Go through the entries one line at a time, and gather every line that has the word "Juegos".

### [WORKING DATA]

________________________

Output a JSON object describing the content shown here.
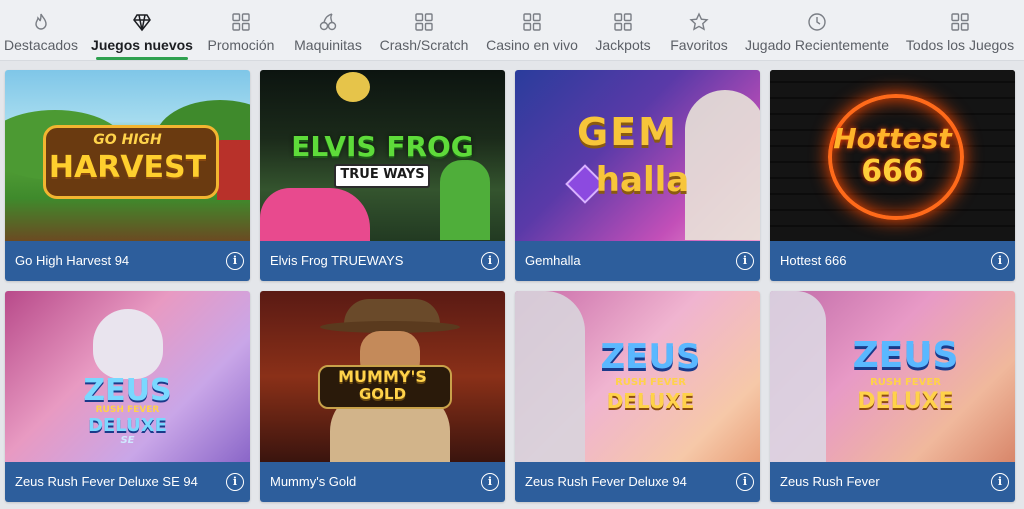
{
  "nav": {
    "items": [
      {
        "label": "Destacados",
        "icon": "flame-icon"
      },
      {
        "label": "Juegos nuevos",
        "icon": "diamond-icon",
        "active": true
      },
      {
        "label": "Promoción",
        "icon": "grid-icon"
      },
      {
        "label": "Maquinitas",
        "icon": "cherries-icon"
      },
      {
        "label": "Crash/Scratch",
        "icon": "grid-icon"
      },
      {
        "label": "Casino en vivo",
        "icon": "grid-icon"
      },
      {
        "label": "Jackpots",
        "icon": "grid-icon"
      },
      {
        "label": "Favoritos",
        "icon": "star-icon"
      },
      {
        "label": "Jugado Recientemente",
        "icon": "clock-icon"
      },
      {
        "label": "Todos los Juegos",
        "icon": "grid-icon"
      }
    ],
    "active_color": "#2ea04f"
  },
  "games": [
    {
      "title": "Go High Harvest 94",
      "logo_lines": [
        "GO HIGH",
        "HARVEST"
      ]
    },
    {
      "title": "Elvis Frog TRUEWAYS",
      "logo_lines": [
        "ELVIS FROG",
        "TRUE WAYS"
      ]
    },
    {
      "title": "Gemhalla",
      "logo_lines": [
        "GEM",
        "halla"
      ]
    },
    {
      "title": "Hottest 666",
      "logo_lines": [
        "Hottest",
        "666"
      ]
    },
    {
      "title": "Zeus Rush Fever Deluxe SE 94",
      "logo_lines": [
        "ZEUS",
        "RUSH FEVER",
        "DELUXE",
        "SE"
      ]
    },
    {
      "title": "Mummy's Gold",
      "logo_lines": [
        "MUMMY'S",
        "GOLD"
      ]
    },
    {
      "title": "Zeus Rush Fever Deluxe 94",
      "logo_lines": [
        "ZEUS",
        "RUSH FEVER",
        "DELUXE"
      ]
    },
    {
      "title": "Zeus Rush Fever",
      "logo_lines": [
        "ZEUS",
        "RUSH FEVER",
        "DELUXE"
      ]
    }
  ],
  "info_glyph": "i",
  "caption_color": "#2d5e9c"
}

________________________

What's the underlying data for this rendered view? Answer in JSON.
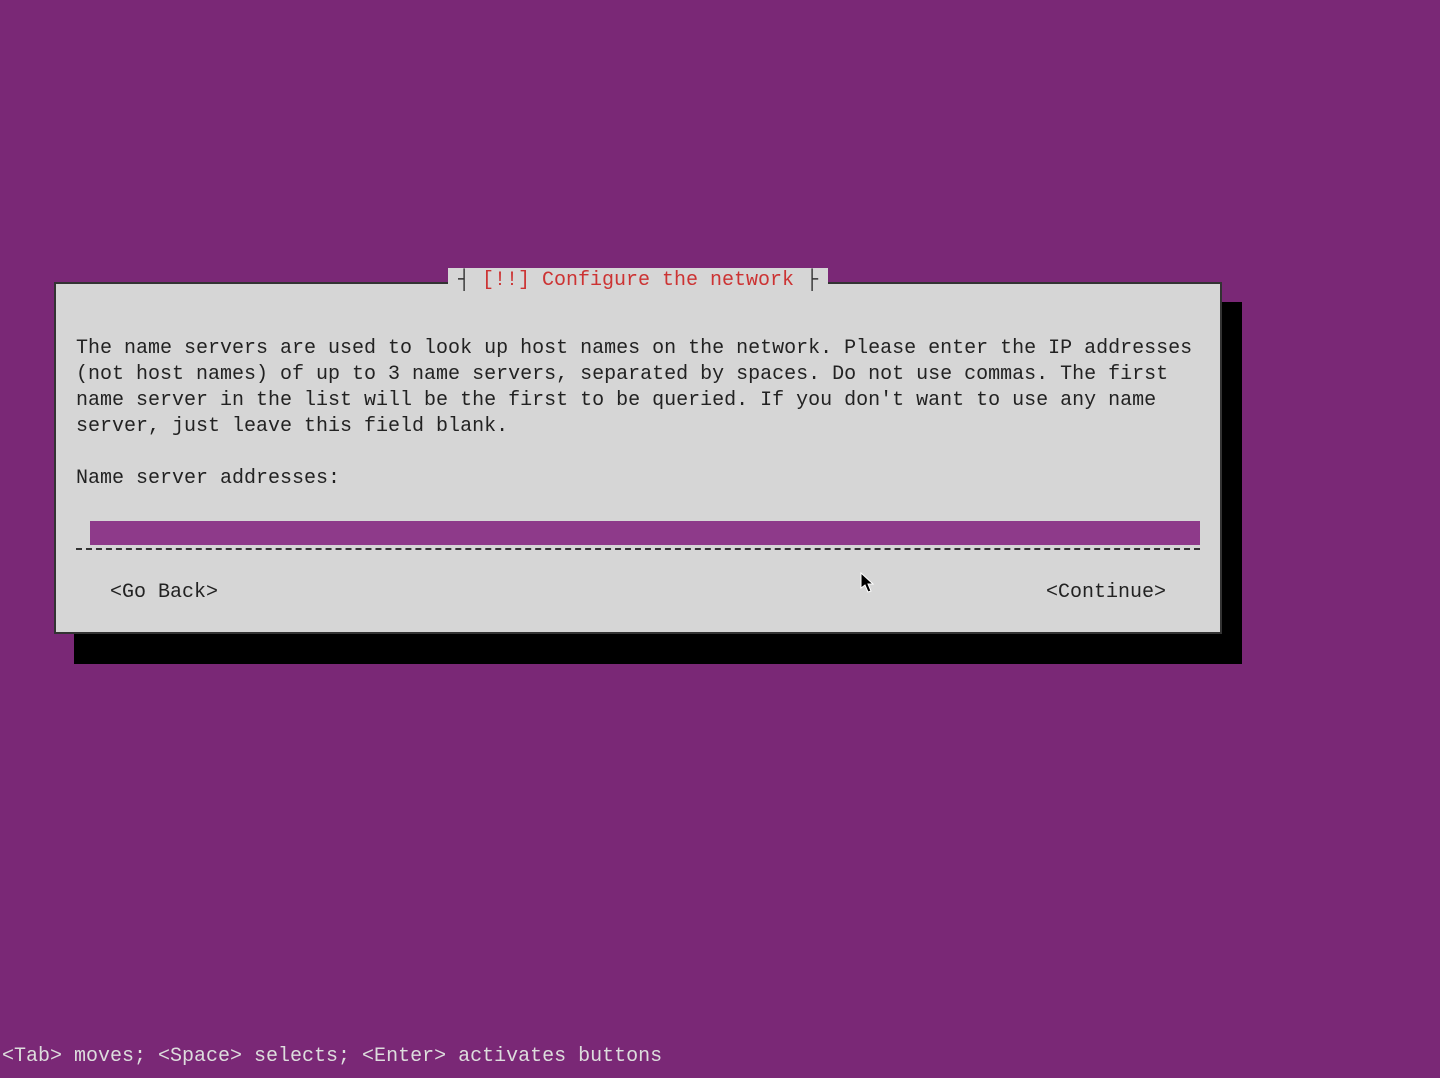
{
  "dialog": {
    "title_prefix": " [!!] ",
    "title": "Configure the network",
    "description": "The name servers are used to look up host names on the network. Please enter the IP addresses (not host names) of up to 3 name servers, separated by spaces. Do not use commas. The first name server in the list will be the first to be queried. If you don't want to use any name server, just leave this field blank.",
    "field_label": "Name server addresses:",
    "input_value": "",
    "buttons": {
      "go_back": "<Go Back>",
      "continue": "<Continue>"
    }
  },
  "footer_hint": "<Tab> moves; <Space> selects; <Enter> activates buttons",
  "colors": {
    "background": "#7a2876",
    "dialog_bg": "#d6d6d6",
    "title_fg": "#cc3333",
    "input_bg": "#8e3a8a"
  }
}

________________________

### [SOLUTION]
        "label": "Juegos nuevos",
        "label": "Todos los Juegos",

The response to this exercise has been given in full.